**TASK ITEM:** One line at a time, check the entries below for the word "заказа", and copy each line that has it.

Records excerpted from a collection
*-*-*
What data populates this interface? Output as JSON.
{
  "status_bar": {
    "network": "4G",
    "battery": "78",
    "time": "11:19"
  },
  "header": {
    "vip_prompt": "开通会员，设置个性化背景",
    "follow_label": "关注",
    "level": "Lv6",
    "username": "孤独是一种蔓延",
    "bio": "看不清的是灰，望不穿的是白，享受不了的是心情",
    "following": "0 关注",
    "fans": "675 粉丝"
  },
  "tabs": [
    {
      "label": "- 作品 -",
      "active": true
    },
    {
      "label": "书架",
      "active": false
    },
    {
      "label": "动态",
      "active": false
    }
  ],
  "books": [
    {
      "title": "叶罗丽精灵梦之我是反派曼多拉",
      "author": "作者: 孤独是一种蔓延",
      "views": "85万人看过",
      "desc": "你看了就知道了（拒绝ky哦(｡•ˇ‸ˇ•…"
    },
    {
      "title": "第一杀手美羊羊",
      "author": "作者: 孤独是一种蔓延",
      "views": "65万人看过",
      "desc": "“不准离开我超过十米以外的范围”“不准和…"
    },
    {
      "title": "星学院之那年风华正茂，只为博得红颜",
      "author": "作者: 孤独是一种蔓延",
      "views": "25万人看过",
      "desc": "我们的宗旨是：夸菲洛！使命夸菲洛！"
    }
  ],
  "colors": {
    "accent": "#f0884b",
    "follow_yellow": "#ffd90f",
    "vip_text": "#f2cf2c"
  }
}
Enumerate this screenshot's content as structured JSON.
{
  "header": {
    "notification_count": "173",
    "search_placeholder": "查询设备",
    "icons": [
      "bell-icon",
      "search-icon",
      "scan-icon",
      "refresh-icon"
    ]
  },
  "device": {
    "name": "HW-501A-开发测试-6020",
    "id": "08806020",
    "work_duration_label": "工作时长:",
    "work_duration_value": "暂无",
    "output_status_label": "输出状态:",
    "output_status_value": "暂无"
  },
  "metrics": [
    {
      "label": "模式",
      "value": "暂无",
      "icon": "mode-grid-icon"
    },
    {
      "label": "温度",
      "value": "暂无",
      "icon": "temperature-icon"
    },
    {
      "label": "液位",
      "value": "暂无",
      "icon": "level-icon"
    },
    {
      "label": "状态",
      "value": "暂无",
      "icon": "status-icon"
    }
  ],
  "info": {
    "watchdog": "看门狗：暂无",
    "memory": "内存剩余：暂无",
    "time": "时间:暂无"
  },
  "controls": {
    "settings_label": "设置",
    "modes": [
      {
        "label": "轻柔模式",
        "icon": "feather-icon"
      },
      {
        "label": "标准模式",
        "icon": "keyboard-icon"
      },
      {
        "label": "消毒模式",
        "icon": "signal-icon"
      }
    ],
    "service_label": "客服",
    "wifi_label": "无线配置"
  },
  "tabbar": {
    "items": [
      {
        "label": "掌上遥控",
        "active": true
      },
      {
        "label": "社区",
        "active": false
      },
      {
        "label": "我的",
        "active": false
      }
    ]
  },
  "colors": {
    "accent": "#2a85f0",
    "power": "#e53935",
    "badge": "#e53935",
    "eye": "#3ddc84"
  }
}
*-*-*
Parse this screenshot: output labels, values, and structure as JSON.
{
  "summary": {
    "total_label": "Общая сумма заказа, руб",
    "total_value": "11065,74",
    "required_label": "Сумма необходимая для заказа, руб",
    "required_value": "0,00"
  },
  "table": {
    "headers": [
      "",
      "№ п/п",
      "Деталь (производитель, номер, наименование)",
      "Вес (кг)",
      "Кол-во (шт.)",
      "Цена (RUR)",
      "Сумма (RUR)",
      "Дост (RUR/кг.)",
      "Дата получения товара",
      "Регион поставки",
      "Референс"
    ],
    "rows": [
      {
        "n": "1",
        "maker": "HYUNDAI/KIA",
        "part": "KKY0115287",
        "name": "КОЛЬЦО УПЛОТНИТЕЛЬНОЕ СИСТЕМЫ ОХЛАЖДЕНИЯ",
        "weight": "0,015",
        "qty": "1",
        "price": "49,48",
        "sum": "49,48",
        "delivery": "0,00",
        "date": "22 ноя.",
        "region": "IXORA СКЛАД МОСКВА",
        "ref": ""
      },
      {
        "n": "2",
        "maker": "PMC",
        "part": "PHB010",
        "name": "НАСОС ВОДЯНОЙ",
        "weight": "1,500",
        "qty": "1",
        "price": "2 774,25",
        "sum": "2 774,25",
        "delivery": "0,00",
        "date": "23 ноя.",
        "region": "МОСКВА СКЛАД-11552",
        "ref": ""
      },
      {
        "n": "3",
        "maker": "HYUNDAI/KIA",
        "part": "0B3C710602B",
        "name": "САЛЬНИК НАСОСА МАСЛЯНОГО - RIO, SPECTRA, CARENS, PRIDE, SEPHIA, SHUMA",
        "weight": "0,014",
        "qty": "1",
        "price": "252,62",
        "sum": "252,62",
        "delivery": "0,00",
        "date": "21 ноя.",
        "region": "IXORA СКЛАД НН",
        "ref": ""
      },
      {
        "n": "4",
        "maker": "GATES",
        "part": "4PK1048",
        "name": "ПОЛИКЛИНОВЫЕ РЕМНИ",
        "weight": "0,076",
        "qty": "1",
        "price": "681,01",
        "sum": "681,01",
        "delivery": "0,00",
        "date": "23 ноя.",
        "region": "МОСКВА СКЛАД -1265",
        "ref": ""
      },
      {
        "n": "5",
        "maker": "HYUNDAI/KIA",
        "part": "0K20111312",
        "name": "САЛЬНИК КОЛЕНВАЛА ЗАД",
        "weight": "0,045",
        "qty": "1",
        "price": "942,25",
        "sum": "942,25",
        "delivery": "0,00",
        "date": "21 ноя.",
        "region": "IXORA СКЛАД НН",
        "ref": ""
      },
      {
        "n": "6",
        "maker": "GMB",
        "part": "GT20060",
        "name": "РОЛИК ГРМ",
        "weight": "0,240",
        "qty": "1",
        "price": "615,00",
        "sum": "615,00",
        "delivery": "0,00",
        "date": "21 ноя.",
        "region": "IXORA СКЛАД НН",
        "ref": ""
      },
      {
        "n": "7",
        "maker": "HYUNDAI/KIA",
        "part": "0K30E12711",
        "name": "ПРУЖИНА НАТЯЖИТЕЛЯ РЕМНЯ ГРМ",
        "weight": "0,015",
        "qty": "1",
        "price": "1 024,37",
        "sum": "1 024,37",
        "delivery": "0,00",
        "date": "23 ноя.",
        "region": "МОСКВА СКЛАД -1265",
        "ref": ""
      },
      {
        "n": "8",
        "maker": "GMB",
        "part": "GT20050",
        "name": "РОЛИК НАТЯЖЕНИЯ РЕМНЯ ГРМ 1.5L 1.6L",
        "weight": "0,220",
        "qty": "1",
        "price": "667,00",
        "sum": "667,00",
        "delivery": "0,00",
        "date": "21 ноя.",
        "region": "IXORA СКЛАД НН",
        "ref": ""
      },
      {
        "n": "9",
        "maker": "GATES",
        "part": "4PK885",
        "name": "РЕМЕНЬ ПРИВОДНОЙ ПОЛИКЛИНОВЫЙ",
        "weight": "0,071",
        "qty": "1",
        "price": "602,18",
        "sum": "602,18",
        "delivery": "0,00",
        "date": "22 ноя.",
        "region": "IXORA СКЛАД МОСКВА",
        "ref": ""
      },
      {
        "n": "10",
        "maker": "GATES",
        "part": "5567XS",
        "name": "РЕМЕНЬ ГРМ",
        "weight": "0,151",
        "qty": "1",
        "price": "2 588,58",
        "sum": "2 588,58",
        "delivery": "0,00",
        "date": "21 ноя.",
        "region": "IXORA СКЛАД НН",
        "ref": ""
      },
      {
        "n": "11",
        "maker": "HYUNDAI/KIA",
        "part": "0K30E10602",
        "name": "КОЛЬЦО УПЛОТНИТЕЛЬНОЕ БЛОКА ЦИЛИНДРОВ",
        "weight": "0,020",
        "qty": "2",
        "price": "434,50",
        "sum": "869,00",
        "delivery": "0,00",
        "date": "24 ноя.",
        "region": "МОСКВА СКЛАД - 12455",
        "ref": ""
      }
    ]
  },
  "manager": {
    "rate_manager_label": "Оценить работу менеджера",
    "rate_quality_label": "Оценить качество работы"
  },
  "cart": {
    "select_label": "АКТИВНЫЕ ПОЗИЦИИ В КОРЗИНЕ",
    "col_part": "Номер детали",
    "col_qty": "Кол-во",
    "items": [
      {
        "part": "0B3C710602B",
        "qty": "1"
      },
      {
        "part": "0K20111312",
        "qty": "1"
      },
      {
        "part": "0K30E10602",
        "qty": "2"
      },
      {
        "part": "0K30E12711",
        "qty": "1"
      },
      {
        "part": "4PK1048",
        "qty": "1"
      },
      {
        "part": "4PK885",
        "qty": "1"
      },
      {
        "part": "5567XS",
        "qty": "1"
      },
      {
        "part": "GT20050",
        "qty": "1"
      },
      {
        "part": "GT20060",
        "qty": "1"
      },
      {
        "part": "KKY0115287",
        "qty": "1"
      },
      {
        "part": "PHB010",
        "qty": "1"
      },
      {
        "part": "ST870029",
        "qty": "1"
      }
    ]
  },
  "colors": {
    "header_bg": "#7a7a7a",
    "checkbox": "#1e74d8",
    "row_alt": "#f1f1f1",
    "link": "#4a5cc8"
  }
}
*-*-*
**FINISHED TASK:**
    "total_label": "Общая сумма заказа, руб",
    "required_label": "Сумма необходимая для заказа, руб",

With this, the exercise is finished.